* [Stored data]:
****************

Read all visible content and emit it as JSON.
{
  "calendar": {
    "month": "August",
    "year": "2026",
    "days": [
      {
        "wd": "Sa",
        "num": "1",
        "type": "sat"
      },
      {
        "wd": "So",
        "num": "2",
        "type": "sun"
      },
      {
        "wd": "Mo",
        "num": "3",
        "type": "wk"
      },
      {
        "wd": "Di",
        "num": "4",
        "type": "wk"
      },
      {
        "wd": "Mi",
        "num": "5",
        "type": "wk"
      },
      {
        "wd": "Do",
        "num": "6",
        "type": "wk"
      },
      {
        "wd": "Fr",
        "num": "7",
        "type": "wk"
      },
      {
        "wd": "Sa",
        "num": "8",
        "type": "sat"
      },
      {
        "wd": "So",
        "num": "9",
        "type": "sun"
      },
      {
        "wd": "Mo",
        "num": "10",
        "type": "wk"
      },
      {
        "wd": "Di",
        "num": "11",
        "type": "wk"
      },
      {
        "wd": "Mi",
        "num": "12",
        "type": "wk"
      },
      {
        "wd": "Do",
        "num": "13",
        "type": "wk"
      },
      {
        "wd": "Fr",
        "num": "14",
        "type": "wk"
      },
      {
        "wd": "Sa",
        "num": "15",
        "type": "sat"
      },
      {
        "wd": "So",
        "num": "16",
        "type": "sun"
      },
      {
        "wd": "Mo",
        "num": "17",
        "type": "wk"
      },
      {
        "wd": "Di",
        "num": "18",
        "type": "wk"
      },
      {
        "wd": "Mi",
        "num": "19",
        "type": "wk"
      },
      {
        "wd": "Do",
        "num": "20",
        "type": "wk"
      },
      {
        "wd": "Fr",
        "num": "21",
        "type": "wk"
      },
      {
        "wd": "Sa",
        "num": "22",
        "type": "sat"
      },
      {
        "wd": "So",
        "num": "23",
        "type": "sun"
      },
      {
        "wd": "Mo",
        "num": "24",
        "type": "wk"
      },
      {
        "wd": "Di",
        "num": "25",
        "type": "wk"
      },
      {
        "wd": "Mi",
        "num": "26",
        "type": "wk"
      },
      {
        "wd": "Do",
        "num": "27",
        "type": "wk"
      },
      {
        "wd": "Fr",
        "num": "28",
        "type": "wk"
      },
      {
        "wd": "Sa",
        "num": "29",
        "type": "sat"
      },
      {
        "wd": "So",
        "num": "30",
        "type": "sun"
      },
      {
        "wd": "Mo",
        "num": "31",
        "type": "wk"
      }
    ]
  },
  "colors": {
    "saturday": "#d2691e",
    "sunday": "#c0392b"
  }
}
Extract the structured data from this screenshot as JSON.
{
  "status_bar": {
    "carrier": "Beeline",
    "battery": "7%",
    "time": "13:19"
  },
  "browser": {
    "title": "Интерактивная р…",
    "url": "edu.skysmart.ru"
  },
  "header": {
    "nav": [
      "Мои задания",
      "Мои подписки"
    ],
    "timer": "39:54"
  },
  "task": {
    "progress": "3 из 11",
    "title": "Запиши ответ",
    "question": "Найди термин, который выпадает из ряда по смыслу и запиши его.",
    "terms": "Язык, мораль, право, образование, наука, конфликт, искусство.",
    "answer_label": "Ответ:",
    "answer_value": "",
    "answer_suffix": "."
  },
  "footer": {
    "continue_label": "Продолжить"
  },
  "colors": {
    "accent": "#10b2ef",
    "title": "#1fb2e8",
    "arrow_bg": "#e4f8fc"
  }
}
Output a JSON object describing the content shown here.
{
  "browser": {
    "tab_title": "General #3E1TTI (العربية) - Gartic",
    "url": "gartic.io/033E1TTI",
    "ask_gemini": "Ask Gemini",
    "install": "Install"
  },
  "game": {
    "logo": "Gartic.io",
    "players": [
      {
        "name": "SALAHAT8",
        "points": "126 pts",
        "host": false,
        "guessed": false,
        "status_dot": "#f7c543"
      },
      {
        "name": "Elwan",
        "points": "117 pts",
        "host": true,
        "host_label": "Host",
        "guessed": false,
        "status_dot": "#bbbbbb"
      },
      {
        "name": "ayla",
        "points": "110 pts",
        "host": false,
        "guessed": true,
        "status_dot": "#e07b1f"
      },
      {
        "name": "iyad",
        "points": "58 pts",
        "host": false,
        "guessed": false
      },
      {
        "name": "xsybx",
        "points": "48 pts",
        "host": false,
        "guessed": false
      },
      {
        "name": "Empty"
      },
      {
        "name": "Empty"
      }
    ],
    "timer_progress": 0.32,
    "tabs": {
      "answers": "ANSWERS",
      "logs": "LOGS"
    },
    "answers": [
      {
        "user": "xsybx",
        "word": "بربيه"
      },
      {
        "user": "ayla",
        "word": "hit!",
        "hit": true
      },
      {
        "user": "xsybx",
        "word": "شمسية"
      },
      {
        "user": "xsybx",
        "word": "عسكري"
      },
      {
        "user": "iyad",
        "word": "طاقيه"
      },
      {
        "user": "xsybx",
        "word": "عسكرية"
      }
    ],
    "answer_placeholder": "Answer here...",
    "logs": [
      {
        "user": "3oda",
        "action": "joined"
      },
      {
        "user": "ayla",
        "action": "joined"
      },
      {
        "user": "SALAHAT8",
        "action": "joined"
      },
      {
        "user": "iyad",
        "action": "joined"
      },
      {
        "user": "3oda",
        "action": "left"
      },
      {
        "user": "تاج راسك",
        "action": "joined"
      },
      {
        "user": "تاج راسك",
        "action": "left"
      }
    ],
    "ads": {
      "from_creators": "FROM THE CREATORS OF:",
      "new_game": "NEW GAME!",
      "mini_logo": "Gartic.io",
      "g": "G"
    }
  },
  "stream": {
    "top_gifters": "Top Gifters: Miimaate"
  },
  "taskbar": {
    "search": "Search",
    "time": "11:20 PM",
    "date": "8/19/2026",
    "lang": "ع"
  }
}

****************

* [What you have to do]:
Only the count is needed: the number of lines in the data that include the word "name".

* [Written answer]:
7